#### WORK TASK:
Return each line of the listing below, unchanged, and omit the images.
─── WORKING DATA ───
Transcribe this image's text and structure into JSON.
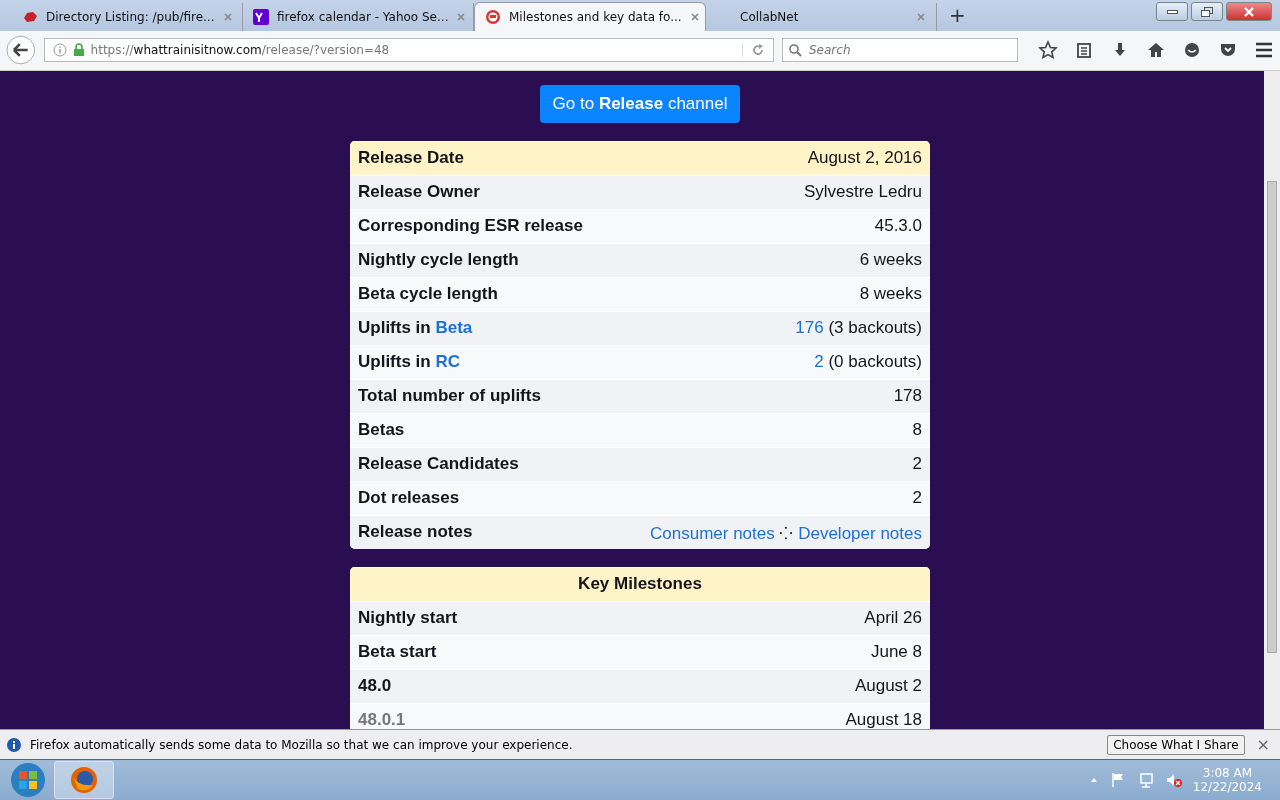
{
  "tabs": [
    {
      "title": "Directory Listing: /pub/fire...",
      "kind": "bug",
      "selected": false
    },
    {
      "title": "firefox calendar - Yahoo Se...",
      "kind": "yahoo",
      "selected": false
    },
    {
      "title": "Milestones and key data fo...",
      "kind": "milestone",
      "selected": true
    },
    {
      "title": "CollabNet",
      "kind": "plain",
      "selected": false
    }
  ],
  "new_tab": "+",
  "address": {
    "scheme": "https://",
    "host": "whattrainisitnow.com",
    "path": "/release/?version=48"
  },
  "search": {
    "placeholder": "Search"
  },
  "channel_button": {
    "before": "Go to ",
    "bold": "Release",
    "after": " channel"
  },
  "release_card": {
    "rows": [
      {
        "label": "Release Date",
        "value": "August 2, 2016",
        "header": true
      },
      {
        "label": "Release Owner",
        "value": "Sylvestre Ledru",
        "header": false
      },
      {
        "label": "Corresponding ESR release",
        "value": "45.3.0",
        "header": false
      },
      {
        "label": "Nightly cycle length",
        "value": "6 weeks",
        "header": false
      },
      {
        "label": "Beta cycle length",
        "value": "8 weeks",
        "header": false
      },
      {
        "label": "Uplifts in",
        "label_link": "Beta",
        "value_link": "176",
        "value": "(3 backouts)",
        "header": false
      },
      {
        "label": "Uplifts in",
        "label_link": "RC",
        "value_link": "2",
        "value": "(0 backouts)",
        "header": false
      },
      {
        "label": "Total number of uplifts",
        "value": "178",
        "header": false
      },
      {
        "label": "Betas",
        "value": "8",
        "header": false
      },
      {
        "label": "Release Candidates",
        "value": "2",
        "header": false
      },
      {
        "label": "Dot releases",
        "value": "2",
        "header": false
      },
      {
        "label": "Release notes",
        "links": [
          "Consumer notes",
          "Developer notes"
        ],
        "separator": "⁘",
        "header": false
      }
    ]
  },
  "milestones": {
    "title": "Key Milestones",
    "rows": [
      {
        "label": "Nightly start",
        "value": "April 26",
        "muted": false
      },
      {
        "label": "Beta start",
        "value": "June 8",
        "muted": false
      },
      {
        "label": "48.0",
        "value": "August 2",
        "muted": false
      },
      {
        "label": "48.0.1",
        "value": "August 18",
        "muted": true
      }
    ]
  },
  "notification": {
    "message": "Firefox automatically sends some data to Mozilla so that we can improve your experience.",
    "button": "Choose What I Share",
    "close": "×"
  },
  "clock": {
    "time": "3:08 AM",
    "date": "12/22/2024"
  }
}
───
#### WRITTEN SOLUTION:
Transcribe this image's text and structure into JSON.
{
  "tabs": [
    {
      "title": "Directory Listing: /pub/fire...",
      "kind": "bug",
      "selected": false
    },
    {
      "title": "firefox calendar - Yahoo Se...",
      "kind": "yahoo",
      "selected": false
    },
    {
      "title": "Milestones and key data fo...",
      "kind": "milestone",
      "selected": true
    },
    {
      "title": "CollabNet",
      "kind": "plain",
      "selected": false
    }
  ],
  "new_tab": "+",
  "address": {
    "scheme": "https://",
    "host": "whattrainisitnow.com",
    "path": "/release/?version=48"
  },
  "search": {
    "placeholder": "Search"
  },
  "channel_button": {
    "before": "Go to ",
    "bold": "Release",
    "after": " channel"
  },
  "release_card": {
    "rows": [
      {
        "label": "Release Date",
        "value": "August 2, 2016",
        "header": true
      },
      {
        "label": "Release Owner",
        "value": "Sylvestre Ledru",
        "header": false
      },
      {
        "label": "Corresponding ESR release",
        "value": "45.3.0",
        "header": false
      },
      {
        "label": "Nightly cycle length",
        "value": "6 weeks",
        "header": false
      },
      {
        "label": "Beta cycle length",
        "value": "8 weeks",
        "header": false
      },
      {
        "label": "Uplifts in",
        "label_link": "Beta",
        "value_link": "176",
        "value": "(3 backouts)",
        "header": false
      },
      {
        "label": "Uplifts in",
        "label_link": "RC",
        "value_link": "2",
        "value": "(0 backouts)",
        "header": false
      },
      {
        "label": "Total number of uplifts",
        "value": "178",
        "header": false
      },
      {
        "label": "Betas",
        "value": "8",
        "header": false
      },
      {
        "label": "Release Candidates",
        "value": "2",
        "header": false
      },
      {
        "label": "Dot releases",
        "value": "2",
        "header": false
      },
      {
        "label": "Release notes",
        "links": [
          "Consumer notes",
          "Developer notes"
        ],
        "separator": "⁘",
        "header": false
      }
    ]
  },
  "milestones": {
    "title": "Key Milestones",
    "rows": [
      {
        "label": "Nightly start",
        "value": "April 26",
        "muted": false
      },
      {
        "label": "Beta start",
        "value": "June 8",
        "muted": false
      },
      {
        "label": "48.0",
        "value": "August 2",
        "muted": false
      },
      {
        "label": "48.0.1",
        "value": "August 18",
        "muted": true
      }
    ]
  },
  "notification": {
    "message": "Firefox automatically sends some data to Mozilla so that we can improve your experience.",
    "button": "Choose What I Share",
    "close": "×"
  },
  "clock": {
    "time": "3:08 AM",
    "date": "12/22/2024"
  }
}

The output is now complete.